On the other side of the coin, though, someone who only plays abstract 2-player games like those found at might think that I was some kind of foolish complexity glutton!

In reality, what I want is for games to be no more complex than they have to be to achieve what it is they’re trying to achieve, and what they’re trying to achieve should not be “super simplicity” (which I think might have been the goal in Zaga-33), and it should not be “super complexity” which I think is the goal in most videogames. 

I think that games can be judged by the interestingness of the decisions they present, and in order to create interesting decisions, you do need a certain level of inherent complexity. So, I think we should be seeking to find that level in the games we’re making.  It’s a very difficult thing to pinpoint, and varies from game to game. But let it be known that I am not a minimalist.


14 Points on Randomness

My last post, Game Placebo, got a lot of good feedback – more positive and constructive than usual, I’d say, which is nice. I also sent the article to DanC, who responded to me directly about it. He then wrote a G+ article about the topic of randomness, which led to a Lost Garden article. I feel happy to – at least partially – have been the inspiration for a Lost Garden article, being that that blog was my primary inspiration to begin writing about games almost a decade ago.

My position is that output randomness should not be a part of ideal game design. Right now I’ll try to break down my reasoning into discrete blocks that should help conversation about it.

Output randomness is randomness that affects a game after the player’s decision that decides the outcome. So, I decide to attack, and then there’s a dice roll to see if it worked or not. That’s output randomness. Input randomness, on the other hand, would be something like map generation or some face-up market cards that are available to all players. Although there can be improper implementations of input randomness that cause it to have similar problems as output randomness, input randomness is not what I’m talking about in this article.


The Points

I’ve put this in a list format.  Please read each point, and let me know which point does not work for you, and why (if any).


  • Point 1:  The act of coming to understand something is of value to human beings.  It is both enriching and entertaining to us, by our very nature.
  • Point 2: Games are valuable to human beings to the point that they allow us to understand them. If a game leads us smoothly to understand its lessons (accessibility / easy-to-learn), yet also has a very long, seemingly endless set of lessons to teach (depth / difficult-to-master), then that is a game that has great value to humans. Continue reading

Game Placebo

Homeopathy, for those who don’t know, is a form of alternative “medicine”.  It involves diluting an active medicinal ingredient into a solution so many times that there ends up being a mathematically near-zero chance of the solution containing even a single molecule of the active ingredient.

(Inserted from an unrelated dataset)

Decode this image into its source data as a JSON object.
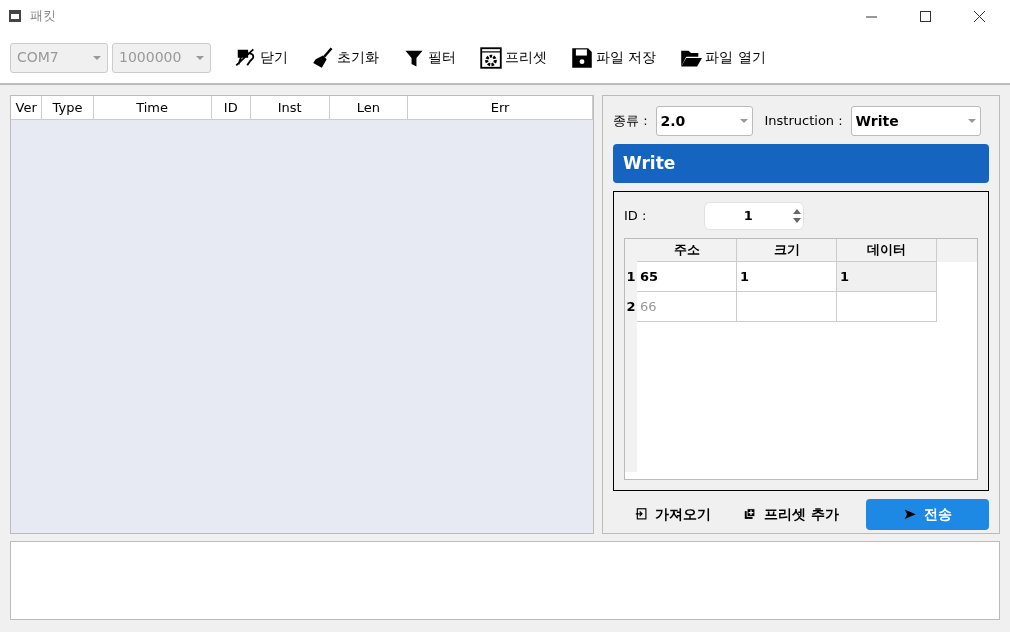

Yet the United States spent 3.1 billion on homeopathic products in 2007, which can seem pretty strange to someone who understands what it really is.

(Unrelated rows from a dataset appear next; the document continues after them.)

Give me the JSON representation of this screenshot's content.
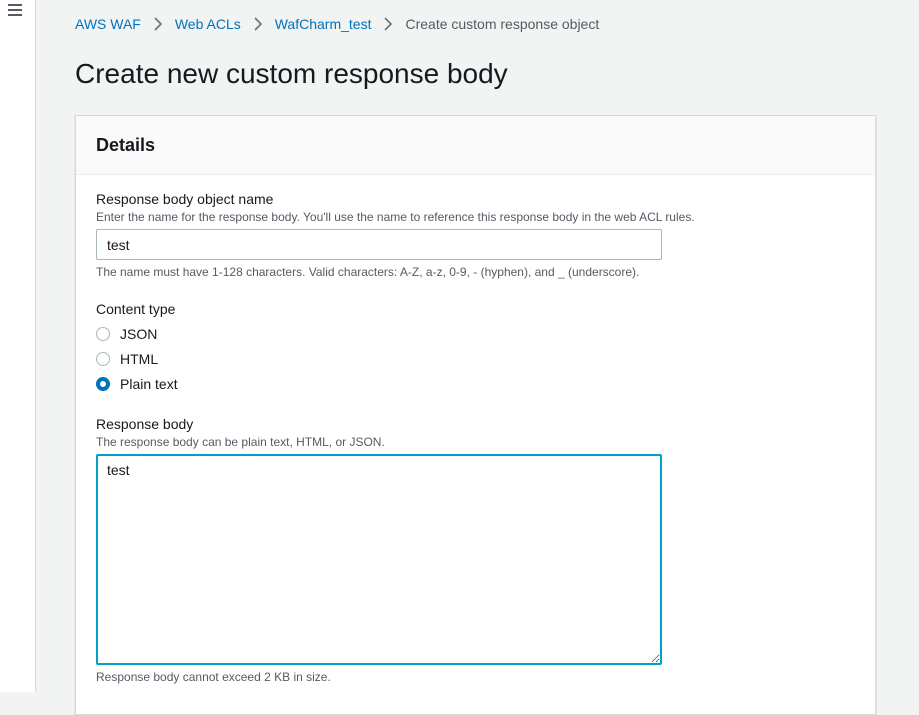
{
  "nav": {
    "menu_icon": "hamburger-menu-icon"
  },
  "breadcrumb": {
    "items": [
      "AWS WAF",
      "Web ACLs",
      "WafCharm_test"
    ],
    "current": "Create custom response object",
    "separator_icon": "chevron-right-icon"
  },
  "page": {
    "title": "Create new custom response body"
  },
  "details": {
    "title": "Details",
    "name_field": {
      "label": "Response body object name",
      "description": "Enter the name for the response body. You'll use the name to reference this response body in the web ACL rules.",
      "value": "test",
      "constraint": "The name must have 1-128 characters. Valid characters: A-Z, a-z, 0-9, - (hyphen), and _ (underscore)."
    },
    "content_type": {
      "label": "Content type",
      "options": [
        "JSON",
        "HTML",
        "Plain text"
      ],
      "selected": "Plain text"
    },
    "body_field": {
      "label": "Response body",
      "description": "The response body can be plain text, HTML, or JSON.",
      "value": "test",
      "constraint": "Response body cannot exceed 2 KB in size."
    }
  },
  "colors": {
    "link": "#0073bb",
    "focus": "#00a1c9",
    "radio_selected": "#0073bb",
    "background": "#f2f3f3"
  }
}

Now, clearly homeopathy doesn’t “work” in the sense of having actual medicinal effects.  Homeopaths have tried to claim that it does by conjuring all sorts of bizarre theories, one of the most common being that “water has a memory” – it can “remember” the molecules that used to be in it, and somehow that memory has an effect. Whatever – pretty obviously nonsense but that’s not what concerns me here.

Delicious. It’s impossible for anyone to tell the difference between pure sugar pills and homeopathic drugs. That’s because they are the exact same thing.

What does interest me is the fact that homeopathy does work in the sense that people think it works. The placebo effect is very powerful (for some kinds of ailments, anyway), and having a “school of medicine” with practitioners all telling you that this sugar pill will stop your headache may alleviate the pain, since pain is understood to be a highly subjective sense that can be affected by the state of mind of a person.  The simple concept that “you’re being taken care of now, everything will be OK” may bring comfort to that person.  Here’s a really great Derren Brown video showing the great power of placebo. Continue reading